Chronic wounds are skin injuries that fail to progress through the normal healing process. There are many types of chronic wounds, including pressure ulcers, diabetic foot ulcers, venous stasis ulcers and arterial insufficiency ulcers. These non-healing wounds can have different underlying causes, but are often characterized by inflamed tissue, poor blood circulation, callus formation or infection. They affect more than 150 million people worldwide and cost approximately $50 billion in health care annually in the United States alone.
The initial clinical assessment of a chronic skin wound involves visual inspection, but more detailed characterization relies on histological analysis of wound tissue biopsies. While this approach is useful in clinics and research labs for understanding wound pathophysiology and developing new products to treat chronic skin wounds, it is inherently invasive, time-consuming and qualitative.
For several years, Quinn has been working on an alternative, quantitative imaging system that addresses some limitations of conventional histological analysis.

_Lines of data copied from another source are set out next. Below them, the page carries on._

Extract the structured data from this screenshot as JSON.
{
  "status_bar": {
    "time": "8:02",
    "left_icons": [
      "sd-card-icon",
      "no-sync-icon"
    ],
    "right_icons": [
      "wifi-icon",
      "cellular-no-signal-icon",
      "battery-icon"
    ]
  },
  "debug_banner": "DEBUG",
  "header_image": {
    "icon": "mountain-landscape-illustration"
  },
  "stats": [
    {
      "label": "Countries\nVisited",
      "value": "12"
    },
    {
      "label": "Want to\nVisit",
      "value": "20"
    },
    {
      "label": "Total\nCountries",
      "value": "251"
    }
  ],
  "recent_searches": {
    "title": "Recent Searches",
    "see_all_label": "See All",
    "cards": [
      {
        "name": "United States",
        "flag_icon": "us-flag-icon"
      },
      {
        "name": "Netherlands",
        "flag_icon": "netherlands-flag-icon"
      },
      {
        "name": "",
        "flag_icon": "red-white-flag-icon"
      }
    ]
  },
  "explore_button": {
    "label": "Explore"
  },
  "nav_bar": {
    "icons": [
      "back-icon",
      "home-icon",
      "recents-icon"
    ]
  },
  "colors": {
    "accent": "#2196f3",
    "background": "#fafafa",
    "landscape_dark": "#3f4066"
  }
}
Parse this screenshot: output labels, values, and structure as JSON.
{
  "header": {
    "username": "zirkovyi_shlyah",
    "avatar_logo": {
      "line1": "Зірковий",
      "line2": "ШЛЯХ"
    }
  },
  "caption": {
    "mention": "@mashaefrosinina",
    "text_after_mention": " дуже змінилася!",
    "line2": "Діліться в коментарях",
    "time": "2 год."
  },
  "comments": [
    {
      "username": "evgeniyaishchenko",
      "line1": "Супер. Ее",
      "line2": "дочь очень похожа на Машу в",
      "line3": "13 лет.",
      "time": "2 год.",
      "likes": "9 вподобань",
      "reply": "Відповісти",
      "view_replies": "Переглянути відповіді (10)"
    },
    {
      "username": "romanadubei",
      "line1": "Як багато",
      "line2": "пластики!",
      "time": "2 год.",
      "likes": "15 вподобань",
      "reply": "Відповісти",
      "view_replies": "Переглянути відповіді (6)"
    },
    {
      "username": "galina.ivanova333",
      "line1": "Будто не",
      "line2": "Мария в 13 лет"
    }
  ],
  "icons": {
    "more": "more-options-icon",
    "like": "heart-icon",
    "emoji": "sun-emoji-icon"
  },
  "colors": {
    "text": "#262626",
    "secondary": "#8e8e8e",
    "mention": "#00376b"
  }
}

Researchers in his lab use multiphoton microscopy to view tissue in three dimensions at the cellular level and generate 3D maps of wound metabolism. This imaging technique is non-invasive, which allows them to measure changes in cellular metabolism and skin organization over time within the same wounds.
Although their metabolic imaging technique can provide highly detailed assessments of cellular function, the analysis of their image data takes time. Researchers must manually map relevant image regions to specific layers of the skin or wound regions, which is a slow and tedious process. To speed it up, Quinn has partnered with Justin Zhan, professor of computer science and computer engineering. Zhan, a data science expert, is helping Quinn combine multiphoton microscopy and “deep learning,” an artificial intelligence-based approach to analysis.
Deep learning is a subset of machine learning, which uses computer algorithms to extract meaningful information from data, using neural networks inspired by the organization of neurons that make up the human brain. Deep learning uses computer algorithms to train neural networks with multiple layers, which enables the algorithm to learn more complex tasks. The deep learning approach will enable Quinn to provide rapid quantitative analysis of chronic skin wounds.
“Through deep learning we can train a computer algorithm to delineate wound regions accurately and very quickly,” Quinn said. “This will greatly speed up our analysis and remove the subjectivity and bias that is inherent when you ask humans to assess images and identify features.”
Quinn and Jake Jones, Quinn’s former doctoral student, have published preliminary results on the use of deep learning to identify wound features in the Journal of Investigative Dermatology and Lasers in Surgery and Medicine. Jones, who earned his Ph.D. and now works as a product manager for an optics manufacturing company, performed most of the preliminary work.
In addition to Zhan, Quinn will collaborate with leaders in the wound healing field, including Aristidis Veves, research director of the Joslin-Beth Israel Deaconess Foot Center, and Marjana Tomic Canic, professor of dermatology at the University of Miami. By combining wound image data from multiple labs, the team will have a more diverse set of data to rigorously train neural networks that can broadly work for different kinds of wounds.